|Living with modules|
he closer you stick to the above guidelines, the easier it will be for you---as well as for anyone else---to maintain and update the site. There are no exceptions to the disappointing rule stating that on any site, design tends to degrade and lose consistency with time, unless its original designer is kept on staff and daily engaged in tightening up weak junctions and fixing ubiquitous holes. Modular HTML is one of the best barriers against the creeping design anarchy in frequently updated sites.
In accordance with the goal of separating content and presentation aspects that the modular approach seeks to achieve, a modularized site can be worked with in two distinct modes. In the "content mode," you can edit and update the site's text part, while its modules are left intact or are copied over as new content is added. This job requires no design skills and can be easily performed by anyone, provided that the designer has pointed out the do's and dont's of this process to the person responsible for the content of the site. It is especially worth noting that no WYSIWYG HTML editors can be safely used to update a modular site, as they are notorious for breaking the internal structure of HTML and adding their own stuff to the code (Macromedia's Dreamweaver is a notable exception).

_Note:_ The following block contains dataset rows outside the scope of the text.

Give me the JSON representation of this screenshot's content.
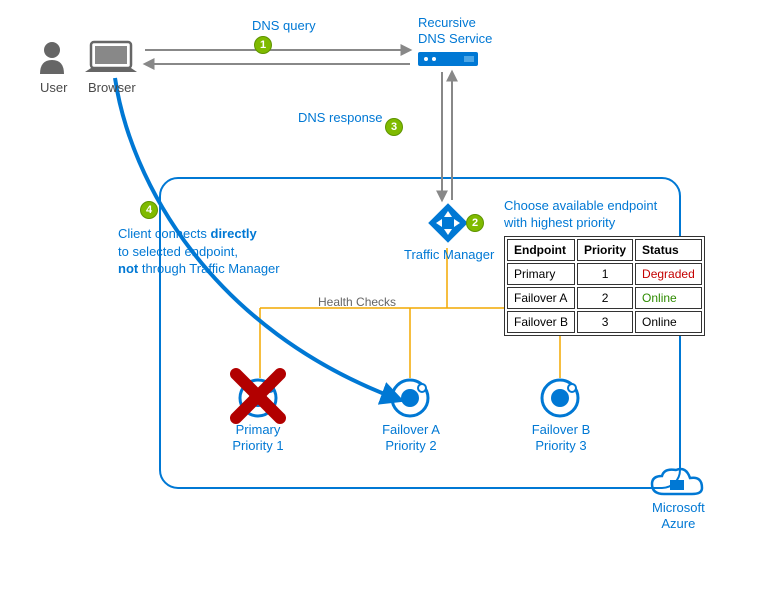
{
  "labels": {
    "user": "User",
    "browser": "Browser",
    "dns_query": "DNS query",
    "recursive_dns": "Recursive\nDNS Service",
    "dns_response": "DNS response",
    "traffic_manager": "Traffic Manager",
    "choose_line1": "Choose available endpoint",
    "choose_line2": "with highest priority",
    "client_connects_l1_pre": "Client connects ",
    "client_connects_l1_bold": "directly",
    "client_connects_l2": "to selected endpoint,",
    "client_connects_l3_bold": "not",
    "client_connects_l3_post": " through Traffic Manager",
    "health_checks": "Health Checks",
    "azure": "Microsoft\nAzure"
  },
  "steps": {
    "s1": "1",
    "s2": "2",
    "s3": "3",
    "s4": "4"
  },
  "endpoints": {
    "primary": {
      "name": "Primary",
      "priority_label": "Priority 1"
    },
    "failoverA": {
      "name": "Failover A",
      "priority_label": "Priority 2"
    },
    "failoverB": {
      "name": "Failover B",
      "priority_label": "Priority 3"
    }
  },
  "table": {
    "headers": {
      "endpoint": "Endpoint",
      "priority": "Priority",
      "status": "Status"
    },
    "rows": [
      {
        "endpoint": "Primary",
        "priority": "1",
        "status": "Degraded",
        "status_class": "red"
      },
      {
        "endpoint": "Failover A",
        "priority": "2",
        "status": "Online",
        "status_class": "green"
      },
      {
        "endpoint": "Failover B",
        "priority": "3",
        "status": "Online",
        "status_class": ""
      }
    ]
  }
}
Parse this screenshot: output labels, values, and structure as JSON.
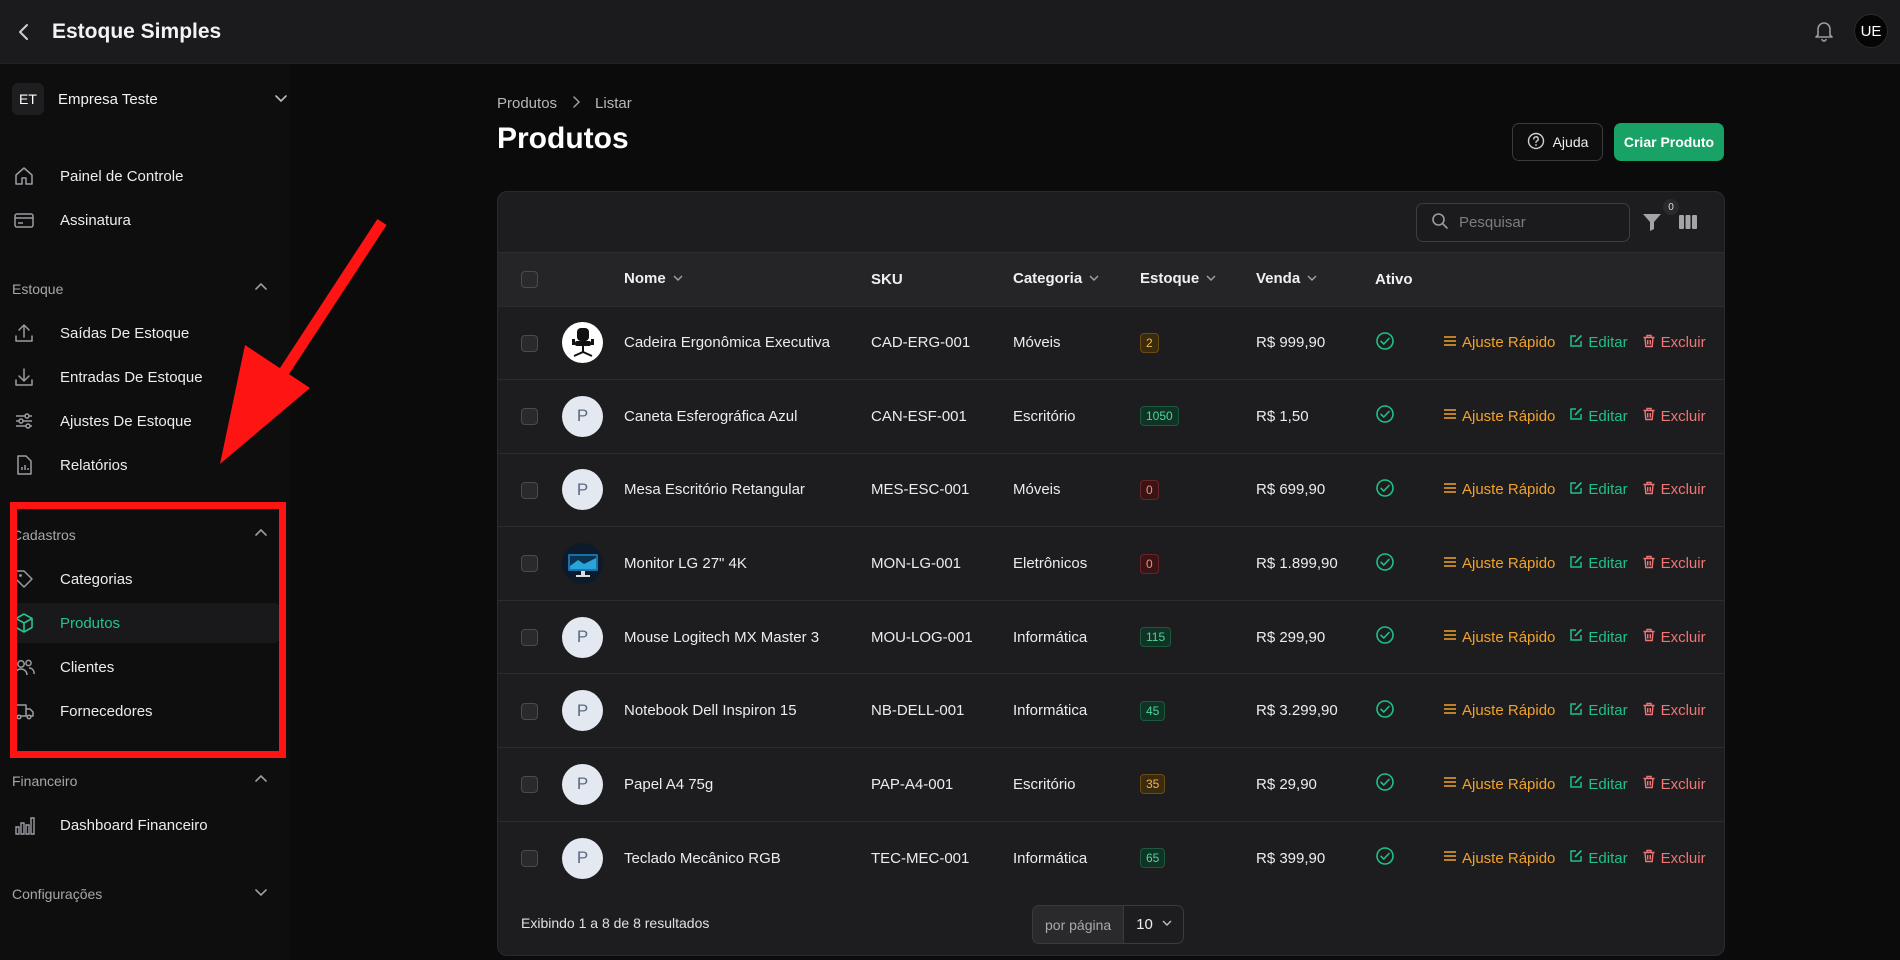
{
  "app": {
    "title": "Estoque Simples",
    "user_initials": "UE"
  },
  "company": {
    "initials": "ET",
    "name": "Empresa Teste"
  },
  "sidebar": {
    "top_items": [
      {
        "label": "Painel de Controle",
        "icon": "home-icon"
      },
      {
        "label": "Assinatura",
        "icon": "credit-card-icon"
      }
    ],
    "sections": [
      {
        "title": "Estoque",
        "items": [
          "Saídas De Estoque",
          "Entradas De Estoque",
          "Ajustes De Estoque",
          "Relatórios"
        ]
      },
      {
        "title": "Cadastros",
        "items": [
          "Categorias",
          "Produtos",
          "Clientes",
          "Fornecedores"
        ],
        "active": "Produtos"
      },
      {
        "title": "Financeiro",
        "items": [
          "Dashboard Financeiro"
        ]
      },
      {
        "title": "Configurações",
        "items": []
      }
    ]
  },
  "breadcrumb": {
    "parent": "Produtos",
    "current": "Listar"
  },
  "page": {
    "title": "Produtos",
    "help_label": "Ajuda",
    "create_label": "Criar Produto"
  },
  "search": {
    "placeholder": "Pesquisar"
  },
  "filter": {
    "count": "0"
  },
  "table": {
    "headers": {
      "name": "Nome",
      "sku": "SKU",
      "category": "Categoria",
      "stock": "Estoque",
      "price": "Venda",
      "active": "Ativo"
    },
    "action_labels": {
      "quick": "Ajuste Rápido",
      "edit": "Editar",
      "delete": "Excluir"
    },
    "rows": [
      {
        "thumb": "chair",
        "name": "Cadeira Ergonômica Executiva",
        "sku": "CAD-ERG-001",
        "category": "Móveis",
        "stock": "2",
        "stock_status": "warn",
        "price": "R$ 999,90"
      },
      {
        "thumb": "P",
        "name": "Caneta Esferográfica Azul",
        "sku": "CAN-ESF-001",
        "category": "Escritório",
        "stock": "1050",
        "stock_status": "ok",
        "price": "R$ 1,50"
      },
      {
        "thumb": "P",
        "name": "Mesa Escritório Retangular",
        "sku": "MES-ESC-001",
        "category": "Móveis",
        "stock": "0",
        "stock_status": "zero",
        "price": "R$ 699,90"
      },
      {
        "thumb": "monitor",
        "name": "Monitor LG 27\" 4K",
        "sku": "MON-LG-001",
        "category": "Eletrônicos",
        "stock": "0",
        "stock_status": "zero",
        "price": "R$ 1.899,90"
      },
      {
        "thumb": "P",
        "name": "Mouse Logitech MX Master 3",
        "sku": "MOU-LOG-001",
        "category": "Informática",
        "stock": "115",
        "stock_status": "ok",
        "price": "R$ 299,90"
      },
      {
        "thumb": "P",
        "name": "Notebook Dell Inspiron 15",
        "sku": "NB-DELL-001",
        "category": "Informática",
        "stock": "45",
        "stock_status": "ok",
        "price": "R$ 3.299,90"
      },
      {
        "thumb": "P",
        "name": "Papel A4 75g",
        "sku": "PAP-A4-001",
        "category": "Escritório",
        "stock": "35",
        "stock_status": "warn",
        "price": "R$ 29,90"
      },
      {
        "thumb": "P",
        "name": "Teclado Mecânico RGB",
        "sku": "TEC-MEC-001",
        "category": "Informática",
        "stock": "65",
        "stock_status": "ok",
        "price": "R$ 399,90"
      }
    ]
  },
  "footer": {
    "summary": "Exibindo 1 a 8 de 8 resultados",
    "per_page_label": "por página",
    "per_page_value": "10"
  },
  "colors": {
    "accent": "#22c58a",
    "create_button": "#19a266",
    "annotation": "#ff1414",
    "quick_adjust": "#f0a22c",
    "delete": "#f07575"
  }
}
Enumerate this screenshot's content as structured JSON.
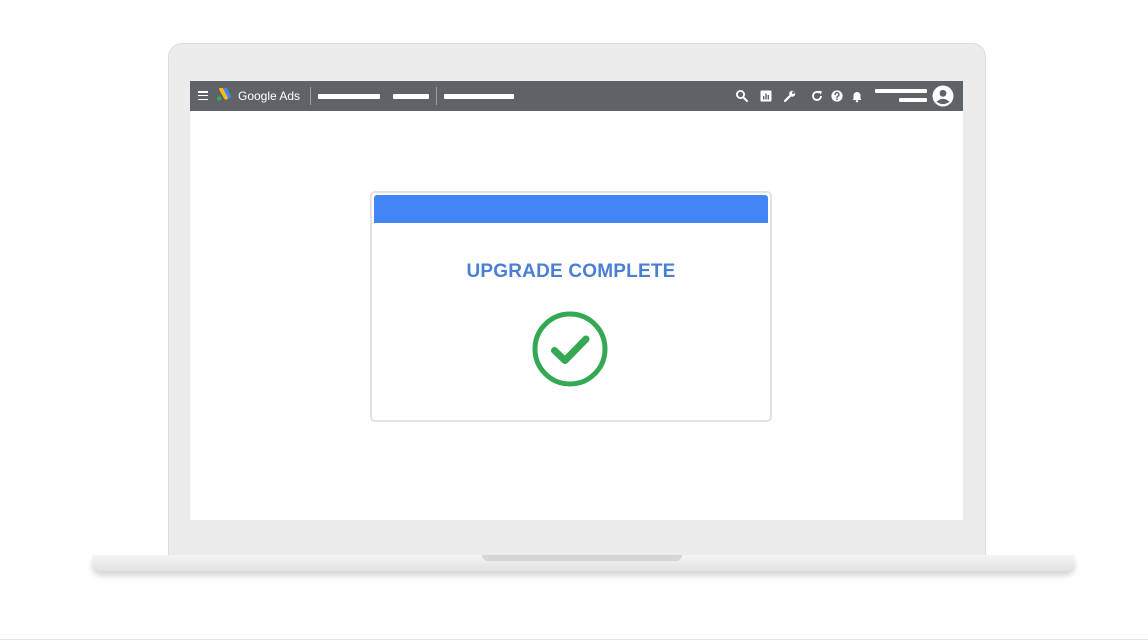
{
  "app": {
    "name": "Google Ads",
    "logo_icon": "google-ads-logo-icon",
    "menu_icon": "hamburger-menu-icon"
  },
  "topbar": {
    "background": "#5f6368",
    "icons": [
      "search-icon",
      "reports-icon",
      "tools-wrench-icon",
      "refresh-icon",
      "help-icon",
      "notifications-bell-icon",
      "account-avatar-icon"
    ]
  },
  "dialog": {
    "title": "UPGRADE COMPLETE",
    "header_color": "#4285f4",
    "title_color": "#4a7fd6",
    "status_icon": "check-circle-icon",
    "status_color": "#34a853"
  }
}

Needless to say, before getting to work on marking up the main bulk of the site's content, the designer should make sure that the modules he's developed are well tested and flexible enough to accommodate a fairly diverse content. However, it is likely that some of the problems with modules will come up only halfway through site redesign, or even after the new design has been up for some time. For example, you might discover that your heading module behaves erratically when the text of the heading exceeds some specific length. Editing the site in "presentation mode" is to be undertaken only by the designer himself, or under his direct supervision, and certain rules should be observed when doing this.
The most important taboo of the modular technology forbids you to ever change any single copy of a module manually in your HTML editor. Even if the modified module renders the same in the browser, but contains some seemingly unimportant deviations such as extra spaces or line breaks, this may prevent the module from being automatically recognized and updated in the next round of global search-and-replace. Since HTML does not allow you to store "master copies" of all modules in style files, you have to copy them over and over again---and therefore, you can only edit all copies of your modules throughout the site simultaneously.
One difficulty you are likely to encounter is that modules are usually several lines long, while common text editors, even if they can search and replace in multiple files, limit you to one-line patterns. One of the tools offering multi-line as well as multi-file search-and-replace is Allaire HomeSite, a popular HTML editing package. HomeSite also provides the important feature of regular expression search which allows you to account for the insertion of variable text or tags within the modules. Another option in this situation could be to compose simple awk or perl scripts to effect global changes in all HTML files of the site.
There are other tools intended to facilitate working with modules. You can use Server Side Includes (SSI) #include declarations to instruct your Web server to insert modules stored in separate files before sending out the HTML files to the users. This may sound like a good solution, but one disadvantage is that you need to actually upload your files to an SSI-enabled server to see how they work with all the modules in their places. (Also, several SSI instructions in each document would take up a lot of server resources to process.) Macromedia's Dreamweaver can store pieces of code in its "libraries," but this feature lacks support for variable content. For example, in order to imitate a heading module like that in my example, you will need to create two separate library items, one for the part of the code before the text and another for the closing sequence of tags.
Revised: Sept. 28, 1998